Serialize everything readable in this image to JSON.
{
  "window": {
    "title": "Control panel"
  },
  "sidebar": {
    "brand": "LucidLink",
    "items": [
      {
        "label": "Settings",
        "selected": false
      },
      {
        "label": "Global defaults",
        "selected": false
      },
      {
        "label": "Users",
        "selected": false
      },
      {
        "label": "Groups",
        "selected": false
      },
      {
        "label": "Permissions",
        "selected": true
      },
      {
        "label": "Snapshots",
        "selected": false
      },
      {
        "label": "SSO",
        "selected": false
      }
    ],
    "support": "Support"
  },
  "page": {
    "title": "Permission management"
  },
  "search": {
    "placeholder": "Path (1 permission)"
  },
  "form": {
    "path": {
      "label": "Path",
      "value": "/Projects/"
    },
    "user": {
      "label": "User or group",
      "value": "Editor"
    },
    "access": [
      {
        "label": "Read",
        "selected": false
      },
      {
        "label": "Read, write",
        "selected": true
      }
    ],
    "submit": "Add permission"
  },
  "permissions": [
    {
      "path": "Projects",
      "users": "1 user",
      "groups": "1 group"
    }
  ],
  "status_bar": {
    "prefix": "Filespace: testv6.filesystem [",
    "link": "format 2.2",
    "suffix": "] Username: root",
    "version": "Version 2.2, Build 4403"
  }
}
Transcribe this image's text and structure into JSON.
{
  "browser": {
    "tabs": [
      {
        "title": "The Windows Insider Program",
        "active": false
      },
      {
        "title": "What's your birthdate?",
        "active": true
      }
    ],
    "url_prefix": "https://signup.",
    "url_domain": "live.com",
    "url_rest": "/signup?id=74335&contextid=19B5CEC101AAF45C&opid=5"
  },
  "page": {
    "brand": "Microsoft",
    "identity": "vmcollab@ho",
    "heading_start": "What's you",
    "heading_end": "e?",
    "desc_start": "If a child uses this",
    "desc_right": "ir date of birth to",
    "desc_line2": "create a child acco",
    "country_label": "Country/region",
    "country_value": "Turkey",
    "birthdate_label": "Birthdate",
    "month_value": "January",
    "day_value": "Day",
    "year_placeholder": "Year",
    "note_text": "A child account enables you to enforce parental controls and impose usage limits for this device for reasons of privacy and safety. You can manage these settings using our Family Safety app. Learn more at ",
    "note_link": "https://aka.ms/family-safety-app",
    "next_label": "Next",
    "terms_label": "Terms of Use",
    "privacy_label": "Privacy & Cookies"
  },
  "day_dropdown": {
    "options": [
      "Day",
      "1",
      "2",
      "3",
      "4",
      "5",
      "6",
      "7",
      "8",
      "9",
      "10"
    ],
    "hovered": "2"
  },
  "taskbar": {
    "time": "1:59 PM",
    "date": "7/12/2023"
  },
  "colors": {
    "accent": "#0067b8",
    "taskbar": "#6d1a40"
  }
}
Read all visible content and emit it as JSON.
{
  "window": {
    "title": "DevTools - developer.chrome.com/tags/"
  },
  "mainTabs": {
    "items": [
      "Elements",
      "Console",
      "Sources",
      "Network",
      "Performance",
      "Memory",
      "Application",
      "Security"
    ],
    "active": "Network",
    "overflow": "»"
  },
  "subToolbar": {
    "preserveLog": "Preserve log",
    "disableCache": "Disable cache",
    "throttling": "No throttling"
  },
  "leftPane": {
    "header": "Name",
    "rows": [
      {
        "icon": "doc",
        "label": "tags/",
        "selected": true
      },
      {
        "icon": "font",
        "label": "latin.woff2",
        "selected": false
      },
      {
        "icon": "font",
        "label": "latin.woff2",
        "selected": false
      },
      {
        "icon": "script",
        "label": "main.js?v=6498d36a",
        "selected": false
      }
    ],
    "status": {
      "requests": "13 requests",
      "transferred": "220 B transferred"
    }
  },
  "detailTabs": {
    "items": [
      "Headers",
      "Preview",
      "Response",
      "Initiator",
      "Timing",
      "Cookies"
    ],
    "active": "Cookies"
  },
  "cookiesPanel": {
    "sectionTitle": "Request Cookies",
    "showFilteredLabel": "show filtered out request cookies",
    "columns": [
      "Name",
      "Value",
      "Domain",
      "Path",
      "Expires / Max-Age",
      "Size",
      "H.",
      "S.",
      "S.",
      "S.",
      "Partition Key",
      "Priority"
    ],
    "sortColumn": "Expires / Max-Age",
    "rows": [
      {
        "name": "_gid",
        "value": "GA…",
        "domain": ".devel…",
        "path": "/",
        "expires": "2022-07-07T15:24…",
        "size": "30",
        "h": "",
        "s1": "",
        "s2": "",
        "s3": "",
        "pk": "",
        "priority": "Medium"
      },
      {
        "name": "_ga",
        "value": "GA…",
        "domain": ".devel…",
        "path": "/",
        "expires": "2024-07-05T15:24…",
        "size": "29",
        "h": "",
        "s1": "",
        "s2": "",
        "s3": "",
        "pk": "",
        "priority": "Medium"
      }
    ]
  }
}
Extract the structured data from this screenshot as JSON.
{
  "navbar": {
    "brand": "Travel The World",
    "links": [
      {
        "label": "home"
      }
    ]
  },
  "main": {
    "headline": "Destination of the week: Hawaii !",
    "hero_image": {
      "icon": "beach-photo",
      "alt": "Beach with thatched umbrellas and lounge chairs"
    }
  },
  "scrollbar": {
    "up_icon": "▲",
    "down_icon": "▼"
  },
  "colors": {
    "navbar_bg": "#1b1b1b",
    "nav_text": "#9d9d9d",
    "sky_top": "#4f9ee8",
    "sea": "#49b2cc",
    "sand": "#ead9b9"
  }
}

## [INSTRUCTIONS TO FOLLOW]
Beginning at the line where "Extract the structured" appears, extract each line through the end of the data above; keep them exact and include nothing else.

## [SOLUTION TO THIS TASK]
Extract the structured data from this screenshot as JSON.
{
  "navbar": {
    "brand": "Travel The World",
    "links": [
      {
        "label": "home"
      }
    ]
  },
  "main": {
    "headline": "Destination of the week: Hawaii !",
    "hero_image": {
      "icon": "beach-photo",
      "alt": "Beach with thatched umbrellas and lounge chairs"
    }
  },
  "scrollbar": {
    "up_icon": "▲",
    "down_icon": "▼"
  },
  "colors": {
    "navbar_bg": "#1b1b1b",
    "nav_text": "#9d9d9d",
    "sky_top": "#4f9ee8",
    "sea": "#49b2cc",
    "sand": "#ead9b9"
  }
}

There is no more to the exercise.